Crackberry habit? Blame it on Google
Last Saturday night I found myself at a party discussing whether the language of Slovakia is properly called Slovak or Slovakian. Within seconds, smart phones were whipped out and mobile browsers fired up. Yet it was a lower-tech person who beat us to the game, shouting out, "Erin, we need word help again."
As it turns out, wireless browsers were no match for our hostess, Erin McKean, editor of the New Oxford American Dictionary. Pleasant as she always is, Erin sat down in front of her students, who eagerly awaited an academic explanation. When she too pulled out her Treo, our jaws dropped. "Slovak," she informed us. "I have the whole dictionary downloaded on my phone." (Search Engine = 0. Old-School Publication = 1.)
Being the Internet geeks that we are, the conversation suddenly turned to our wireless devices. We compared Lonne's BlackBerry Pearl to Morgan's classic BlackBerry, debated why Gmail won't support its mobile app for my Treo, and gawked at Anil's bizarre two-sided Samsung device that will someday belong in the Internet Museum. As if such cocktail conversation were not depressing enough, the debate quickly turned to last week's BlackBerry outage.
In case you missed this, um, critical news, BlackBerry owners experienced a drop in service for about 12 hours, most of which was overnight. The news made headlines, and continued to do so throughout the weekend. What caused it? How can this be prevented? How did BlackBerry addicts work through the trauma?
Personally, I don't mind minor technological glitches. Friday night, for example, Google decided to temporarily lock down my Gmail after an overzealous attempt to export my contacts with TrueSwitch. My initial frustration turned to sheer joy when I realized that this was the perfect excuse to disconnect. Note the use of the word "excuse." Modern society certainly places a value on accessibility. Being accessible is good. Being inaccessible is bad. This is why we receive inane out-of-office reminders that read "I will be out of the office from 10:00 a.m. through 11:45 a.m. If this is an emergency, please text me, call me, send me an instant message or send a smoke signal."

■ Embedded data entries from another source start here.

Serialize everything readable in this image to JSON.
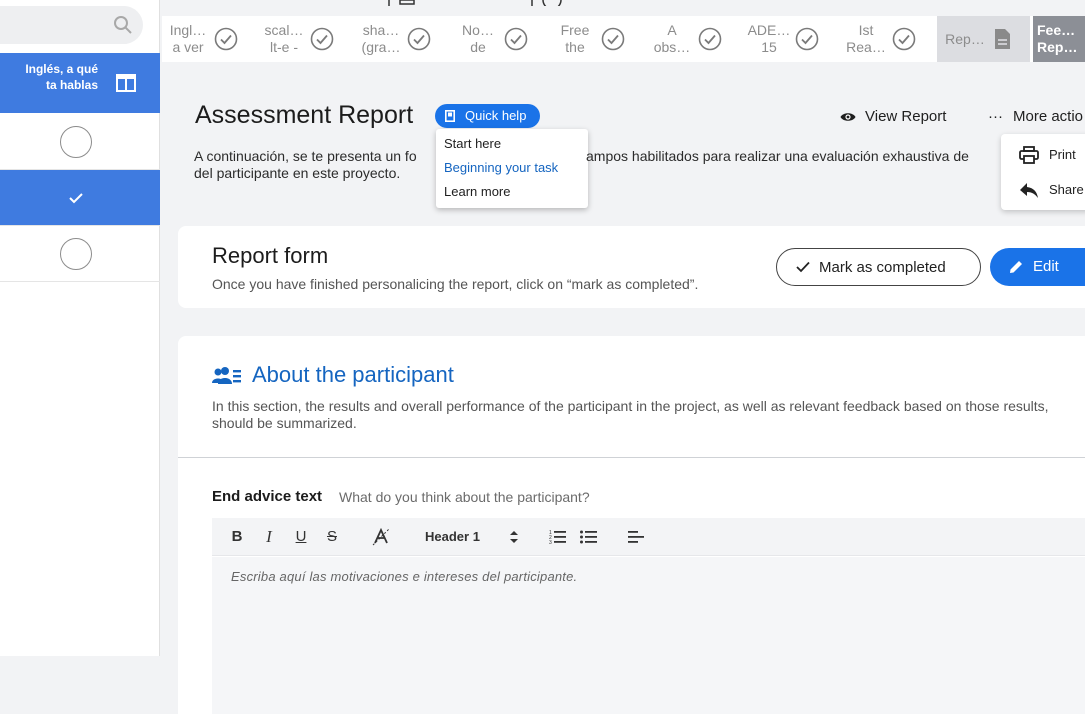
{
  "sidebar": {
    "column_header": "Inglés, a qué ta hablas",
    "rows": [
      {
        "state": "empty"
      },
      {
        "state": "checked"
      },
      {
        "state": "empty"
      }
    ]
  },
  "steps": [
    {
      "label": "Ingl… a ver",
      "state": "done"
    },
    {
      "label": "scal… lt-e -",
      "state": "done"
    },
    {
      "label": "sha… (gra…",
      "state": "done"
    },
    {
      "label": "No… de",
      "state": "done"
    },
    {
      "label": "Free the",
      "state": "done"
    },
    {
      "label": "A obs…",
      "state": "done"
    },
    {
      "label": "ADE… 15",
      "state": "done"
    },
    {
      "label": "Ist Rea…",
      "state": "done"
    },
    {
      "label": "Rep…",
      "state": "active"
    },
    {
      "label": "Fee… Rep…",
      "state": "dark"
    }
  ],
  "header": {
    "title": "Assessment Report",
    "quick_help_label": "Quick help",
    "quick_help_menu": [
      "Start here",
      "Beginning your task",
      "Learn more"
    ],
    "description_part1": "A continuación, se te presenta un fo",
    "description_part2": "ampos habilitados para realizar una evaluación exhaustiva de",
    "description_part3": "del participante en este proyecto.",
    "view_report": "View Report",
    "more_actions": "More actio",
    "more_menu": [
      "Print",
      "Share"
    ]
  },
  "report_form": {
    "title": "Report form",
    "subtitle": "Once you have finished personalicing the report, click on “mark as completed”.",
    "mark_completed": "Mark as completed",
    "edit": "Edit"
  },
  "participant": {
    "title": "About the participant",
    "description": "In this section, the results and overall performance of the participant in the project, as well as relevant feedback based on those results, should be summarized.",
    "field_label": "End advice text",
    "field_hint": "What do you think about the participant?",
    "toolbar": {
      "bold": "B",
      "italic": "I",
      "underline": "U",
      "strike": "S",
      "header": "Header 1"
    },
    "placeholder": "Escriba aquí las motivaciones e intereses del participante."
  },
  "colors": {
    "primary": "#1a73e8",
    "accent": "#3f7be0",
    "heading_blue": "#1565c0"
  }
}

So I have to ask: At what point did the same technology that allows us to access information on our own terms turn on us, so that we are now accessible on other people's terms? Is it possible that we have become so conditioned to receiving an immediate response from Google and the likes that we expect live humans to behave the same?
No wonder I often feel like I am drowning. I'm no match for an algorithm.